During last week’s Earth Hour event, what amount of CO2 was not released that otherwise would have been? What is that number in terms of percentage reduction compared to the total worldwide CO2 release during an equivalent time period not during Earth Hour?
Now I’m not knocking the idea. I like to see people avoid trashing the biosphere too badly. Doubly so when it’s possible to shave some money off of the electric bill. I have almost precisely the same set of environmental opinions as Mike Rowe. The Earth is incredibly, unbelievably amazing. So are the staggering wonders of human technological achievement and mastery over many of the forces of nature. They can conflict, but there’s no reason they have to. Those guys Mike meets who turn landfill methane into energy (or any of a hundred other things) do more than any celebrity benefit concert can even think about doing to actually keep the environment on an even keel.
But I’m lapsing into preacher mode here and that’s boring. The Fermi problem was not rhetorical, I’d actually be very interested in a figure. Wikipedia has some local data as a starting point for estimates.

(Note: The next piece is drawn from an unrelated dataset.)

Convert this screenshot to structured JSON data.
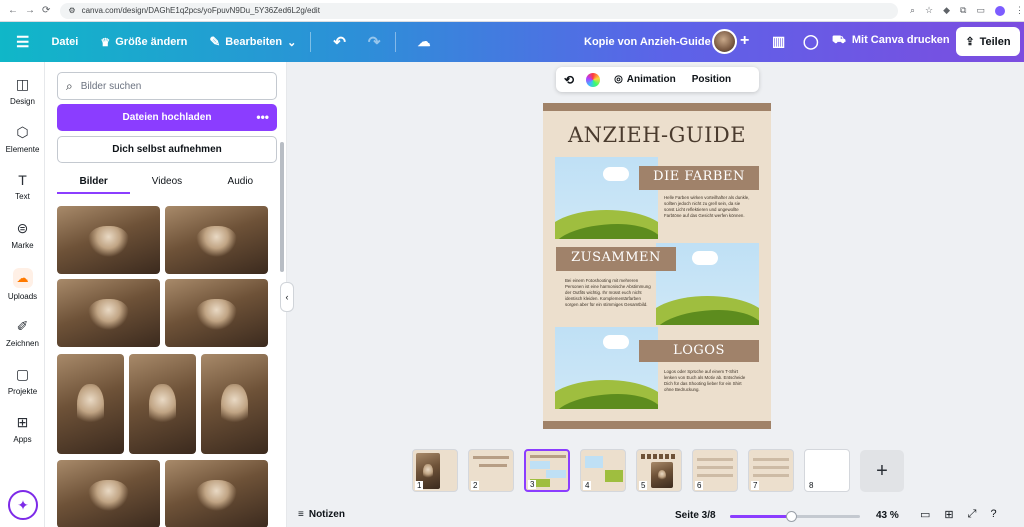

Extra credit: how many coal power plants would have to be replaced by nuclear plants to achieve earth-hour level reductions in emissions rates permanently?